West's 'Our Navy' at
|West's 'Our Navy'
regarded the Regent Street Polytechnic (now the University of Westminster)
as its London 'home' for many years. In his Autobiography Alfred West wrote:
'Our Navy revived'
||Viral' advertisement in the
guise of a Seltzer Powder which, when opened, displays an advertisement
for 'Our Navy'. Versions of this advertisement were designed for the
Regent Street Polytechnic film shows and left on buses and in cafes and public
places to be found and opened by the curious.
This example, for a Bournemouth showing, nonetheless makes reference to 'Direct from the POLYTECHNIC' as the principal UK venue; the show became closely identified with the London location worldwide as Alfred West regarded it as the best known and most prestigious of the 'Our Navy' venues.

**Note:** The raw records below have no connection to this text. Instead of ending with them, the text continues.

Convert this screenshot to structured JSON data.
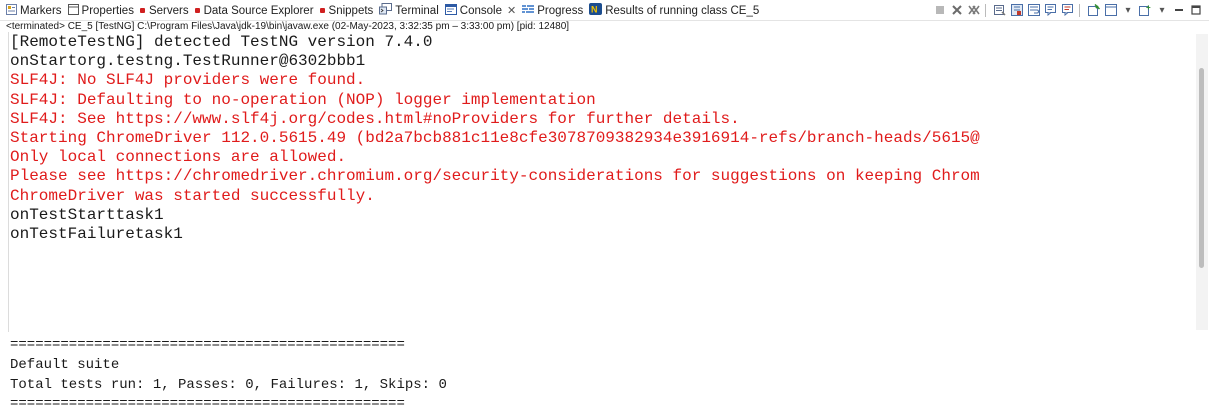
{
  "tabs": [
    {
      "label": "Markers",
      "icon": "markers-icon"
    },
    {
      "label": "Properties",
      "icon": "properties-icon"
    },
    {
      "label": "Servers",
      "icon": "servers-icon"
    },
    {
      "label": "Data Source Explorer",
      "icon": "data-source-icon"
    },
    {
      "label": "Snippets",
      "icon": "snippets-icon"
    },
    {
      "label": "Terminal",
      "icon": "terminal-icon"
    },
    {
      "label": "Console",
      "icon": "console-icon",
      "active": true
    },
    {
      "label": "Progress",
      "icon": "progress-icon"
    },
    {
      "label": "Results of running class CE_5",
      "icon": "testng-icon"
    }
  ],
  "status_line": "<terminated> CE_5 [TestNG] C:\\Program Files\\Java\\jdk-19\\bin\\javaw.exe  (02-May-2023, 3:32:35 pm – 3:33:00 pm) [pid: 12480]",
  "console_lines": [
    {
      "text": "[RemoteTestNG] detected TestNG version 7.4.0",
      "stream": "out"
    },
    {
      "text": "onStartorg.testng.TestRunner@6302bbb1",
      "stream": "out"
    },
    {
      "text": "SLF4J: No SLF4J providers were found.",
      "stream": "err"
    },
    {
      "text": "SLF4J: Defaulting to no-operation (NOP) logger implementation",
      "stream": "err"
    },
    {
      "text": "SLF4J: See https://www.slf4j.org/codes.html#noProviders for further details.",
      "stream": "err"
    },
    {
      "text": "Starting ChromeDriver 112.0.5615.49 (bd2a7bcb881c11e8cfe3078709382934e3916914-refs/branch-heads/5615@",
      "stream": "err"
    },
    {
      "text": "Only local connections are allowed.",
      "stream": "err"
    },
    {
      "text": "Please see https://chromedriver.chromium.org/security-considerations for suggestions on keeping Chrom",
      "stream": "err"
    },
    {
      "text": "ChromeDriver was started successfully.",
      "stream": "err"
    },
    {
      "text": "onTestStarttask1",
      "stream": "out"
    },
    {
      "text": "onTestFailuretask1",
      "stream": "out"
    }
  ],
  "results_lines": [
    "===============================================",
    "Default suite",
    "Total tests run: 1, Passes: 0, Failures: 1, Skips: 0",
    "==============================================="
  ],
  "colors": {
    "error": "#e01b1b",
    "output": "#1a1a1a"
  }
}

Sandwich board men were dispatched across London to advertise the shows, but Our Navy also created a large wooden ship model 13' 6" in length, christened 'King Edward VIII' which was towed around London and other cities carrying bill boards and advertisements for the Polytechnic and local shows. Unfortunately this fell foul of London byelaws, and West was told that he would be prosecuted if he continued to use it for advertising as the great crowds it attracted caused serious disruption to traffic. The model eventually featured in several film sequences and it was eventually blown up and destroyed for dramatic effect.
Although it is purely speculative, based on a 100 seat auditorium with suitable banding of prices and a full house, the seat prices quoted above can be converted to 2011 income approximations as follows:
|Seats||1900 price||2011 equivalent||2011 Total|
|Income per showing||£994|
Assuming a full house of around 100 seats, and 9 performances a week, we can estimate an equivalent 'takings' in 2011 prices for the week at GBP 9000. On an annual season of 25 weeks that equates to takings of around GBP 223,000 a year from the Polytechnic business alone. West was showing across the whole UK, and it's not unreasonable to assume that figure could be tripled or more if income from all the other UK shows are taken into account. Sadly, 'Our Navy' Ltd account books do not survive.
Clips and Reviews
Recent research in the archives of the University has revealed more clips and reviews - including one relating to the world cruise of the Ophir in 1901. The material was being shown at the Regent Street Polytechnic in 1902.
Reference: University of Westminster Archive Services, Polytechnic Magazine vol. XXXIX, 20th November 1902, p210
These contemporary reports are also taken from University of Westminster Archives by kind permission.
University of Westminster Archive Services, Polytechnic Magazine vol. XXXV, 11th October 1899, p173-174
University of Westminster Archive Services, Polytechnic Magazine vol. XXXV, 18th October 1899, p190